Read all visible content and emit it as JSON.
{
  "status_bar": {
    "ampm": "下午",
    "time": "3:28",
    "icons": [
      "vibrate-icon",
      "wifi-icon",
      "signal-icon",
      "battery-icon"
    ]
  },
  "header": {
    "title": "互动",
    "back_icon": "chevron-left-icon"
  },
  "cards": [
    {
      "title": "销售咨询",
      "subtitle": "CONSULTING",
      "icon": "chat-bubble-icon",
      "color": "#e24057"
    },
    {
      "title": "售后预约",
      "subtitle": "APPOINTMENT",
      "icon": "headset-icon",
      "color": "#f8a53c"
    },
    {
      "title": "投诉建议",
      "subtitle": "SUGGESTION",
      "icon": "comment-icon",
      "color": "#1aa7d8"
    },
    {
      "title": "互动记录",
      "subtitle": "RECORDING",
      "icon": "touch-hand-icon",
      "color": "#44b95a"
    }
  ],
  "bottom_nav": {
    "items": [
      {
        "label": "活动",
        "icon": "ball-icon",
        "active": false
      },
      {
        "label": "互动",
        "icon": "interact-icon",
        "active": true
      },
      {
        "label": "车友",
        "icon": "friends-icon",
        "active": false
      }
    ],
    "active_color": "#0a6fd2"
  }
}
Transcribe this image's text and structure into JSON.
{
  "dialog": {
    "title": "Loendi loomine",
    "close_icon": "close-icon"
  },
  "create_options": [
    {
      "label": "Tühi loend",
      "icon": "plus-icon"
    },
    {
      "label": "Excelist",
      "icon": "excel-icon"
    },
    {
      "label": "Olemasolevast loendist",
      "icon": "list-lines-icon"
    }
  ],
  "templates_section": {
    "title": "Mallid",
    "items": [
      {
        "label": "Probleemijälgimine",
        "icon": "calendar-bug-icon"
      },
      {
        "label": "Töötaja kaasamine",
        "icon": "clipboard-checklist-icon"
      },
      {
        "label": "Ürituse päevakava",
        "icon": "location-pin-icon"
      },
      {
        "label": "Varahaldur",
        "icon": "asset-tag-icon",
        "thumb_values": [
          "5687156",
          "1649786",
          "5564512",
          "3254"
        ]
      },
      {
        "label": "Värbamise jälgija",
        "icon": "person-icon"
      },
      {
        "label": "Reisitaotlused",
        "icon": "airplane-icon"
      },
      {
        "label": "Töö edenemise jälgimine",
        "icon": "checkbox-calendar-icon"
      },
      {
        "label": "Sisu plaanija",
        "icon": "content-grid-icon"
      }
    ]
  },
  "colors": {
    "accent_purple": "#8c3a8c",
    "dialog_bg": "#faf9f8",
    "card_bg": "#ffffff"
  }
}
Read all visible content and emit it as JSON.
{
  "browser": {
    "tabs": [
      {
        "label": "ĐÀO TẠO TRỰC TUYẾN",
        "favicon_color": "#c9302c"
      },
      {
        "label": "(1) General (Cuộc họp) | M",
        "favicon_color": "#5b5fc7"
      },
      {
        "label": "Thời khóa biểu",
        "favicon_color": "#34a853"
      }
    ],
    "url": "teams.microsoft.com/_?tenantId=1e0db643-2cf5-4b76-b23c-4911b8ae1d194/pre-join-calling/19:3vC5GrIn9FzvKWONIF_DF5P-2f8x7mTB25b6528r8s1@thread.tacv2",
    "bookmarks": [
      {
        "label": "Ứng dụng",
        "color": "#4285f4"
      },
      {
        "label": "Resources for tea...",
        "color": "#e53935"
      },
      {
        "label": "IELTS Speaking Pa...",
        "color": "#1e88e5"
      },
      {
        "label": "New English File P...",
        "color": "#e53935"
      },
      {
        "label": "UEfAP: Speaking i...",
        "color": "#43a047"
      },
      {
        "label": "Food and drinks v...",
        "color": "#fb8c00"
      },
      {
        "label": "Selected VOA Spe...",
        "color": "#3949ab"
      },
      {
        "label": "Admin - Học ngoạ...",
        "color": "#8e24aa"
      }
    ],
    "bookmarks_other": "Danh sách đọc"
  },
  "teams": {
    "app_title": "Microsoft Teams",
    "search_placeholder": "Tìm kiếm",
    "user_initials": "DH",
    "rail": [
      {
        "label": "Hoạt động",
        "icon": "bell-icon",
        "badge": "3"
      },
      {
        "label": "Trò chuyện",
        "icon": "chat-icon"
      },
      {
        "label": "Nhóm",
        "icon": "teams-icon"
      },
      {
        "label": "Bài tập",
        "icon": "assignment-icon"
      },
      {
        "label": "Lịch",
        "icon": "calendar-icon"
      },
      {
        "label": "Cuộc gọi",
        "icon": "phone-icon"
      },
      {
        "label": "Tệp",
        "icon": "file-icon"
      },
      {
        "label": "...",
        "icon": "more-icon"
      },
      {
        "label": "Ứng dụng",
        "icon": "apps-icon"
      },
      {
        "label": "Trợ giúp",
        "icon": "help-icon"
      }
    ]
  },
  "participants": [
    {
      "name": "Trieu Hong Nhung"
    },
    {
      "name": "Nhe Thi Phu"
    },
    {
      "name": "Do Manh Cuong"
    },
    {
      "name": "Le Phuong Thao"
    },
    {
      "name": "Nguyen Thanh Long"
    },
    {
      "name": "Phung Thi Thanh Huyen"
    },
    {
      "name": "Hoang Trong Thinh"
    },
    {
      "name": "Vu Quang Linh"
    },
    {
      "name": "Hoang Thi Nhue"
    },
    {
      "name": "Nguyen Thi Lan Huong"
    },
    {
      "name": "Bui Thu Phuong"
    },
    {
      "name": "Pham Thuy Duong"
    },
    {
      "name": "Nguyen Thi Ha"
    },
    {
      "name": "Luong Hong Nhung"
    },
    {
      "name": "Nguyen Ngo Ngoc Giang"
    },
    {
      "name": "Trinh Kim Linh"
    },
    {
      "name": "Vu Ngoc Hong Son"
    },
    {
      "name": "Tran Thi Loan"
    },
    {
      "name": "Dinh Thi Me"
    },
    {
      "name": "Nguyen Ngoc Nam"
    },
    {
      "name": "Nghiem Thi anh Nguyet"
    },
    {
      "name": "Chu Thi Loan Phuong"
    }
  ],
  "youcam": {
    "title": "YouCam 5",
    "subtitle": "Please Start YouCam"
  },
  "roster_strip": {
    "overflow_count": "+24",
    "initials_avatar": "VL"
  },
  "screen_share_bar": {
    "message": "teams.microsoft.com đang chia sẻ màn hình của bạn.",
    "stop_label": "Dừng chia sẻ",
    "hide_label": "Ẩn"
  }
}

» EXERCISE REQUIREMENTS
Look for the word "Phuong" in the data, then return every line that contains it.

» RESPONSE TO THE TASK
      "name": "Le Phuong Thao"
      "name": "Bui Thu Phuong"
      "name": "Chu Thi Loan Phuong"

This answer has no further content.